In addition to pulses like beans, chickpeas and lentils, tubers like yucca, carrot and sweet potatoes are also on the radar for Coelho. Clextral has introduced a new hygienic chipstick cutter that can cut sticks similar to French fries, as well as an enhanced HD cutter/crimper for filled veggie snacks.
“The opportunity to use pulses—peas and lentils—and replace the traditional corn filler with a pulse filler, and deliver an equivalent taste and texture, is truly revolutionary and a game-changer,” says Desai. You can have the best of both worlds, he says—expected taste, texture and visual appeal, as well as plant-based nutrition.
Practically speaking, pulses also offer formulation benefits, says Tanya Der, senior manager of food innovation and marketing, Pulse Canada. “In addition to their high protein and fiber levels, pulses contain approximately 45 to 50 percent starch, which is important in the puffing process. During extrusion, the starch is exposed to heat, moisture, shear and pressure, and with the right conditions, the starch with gelatinize, which leads to the puffing phenomenon. Peas, lentils, chickpeas and beans all contain starch, which make them amenable for puffed snacks.”
If current trends are pushing extruded—and, for that matter, all—snacks to consider better-for-you ingredients, the next big thing will be an even wider definition of better-for-you.
“The new consumer trend will look for environmental and social attributes linked to origin and the history of the ingredients and how they were processed,” suggests Coelho. To put it into simple terms, snacks of tomorrow will have to be good for consumers, good for the people behind the products and good for the planet.

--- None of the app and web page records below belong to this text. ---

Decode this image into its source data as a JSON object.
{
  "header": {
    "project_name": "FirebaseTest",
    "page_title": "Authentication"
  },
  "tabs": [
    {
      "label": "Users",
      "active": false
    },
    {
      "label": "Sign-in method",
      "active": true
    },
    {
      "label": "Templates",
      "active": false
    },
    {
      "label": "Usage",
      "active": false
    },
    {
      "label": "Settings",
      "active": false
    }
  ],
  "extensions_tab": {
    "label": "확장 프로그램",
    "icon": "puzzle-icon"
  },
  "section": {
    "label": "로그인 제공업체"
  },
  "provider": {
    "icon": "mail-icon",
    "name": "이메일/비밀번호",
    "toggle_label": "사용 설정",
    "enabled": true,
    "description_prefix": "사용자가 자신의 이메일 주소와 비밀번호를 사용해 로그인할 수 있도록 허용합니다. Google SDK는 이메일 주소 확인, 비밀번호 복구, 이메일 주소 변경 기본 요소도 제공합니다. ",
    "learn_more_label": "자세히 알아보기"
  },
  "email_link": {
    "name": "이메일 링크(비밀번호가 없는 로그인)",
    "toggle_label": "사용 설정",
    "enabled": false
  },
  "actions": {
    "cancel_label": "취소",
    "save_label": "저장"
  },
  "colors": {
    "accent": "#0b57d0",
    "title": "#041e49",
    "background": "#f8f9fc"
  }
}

Reynolds points out that by 2050, the needs of approximately nine billion people will require approximately three times our current resources. When that happens, resources will be more valuable than ever. In anticipation, Buhler has a goal to reduce both energy consumption and waste at customer sites by 30 percent by the year 2020. “Sustainable business models will help customers get there, focused on safe and efficient food processing that saves energy, and digitalization that provides integrated operational connectivity,” he says. “Sustainability directly relates to efficiency, minimizing waste, finding cost savings, and new profitability.”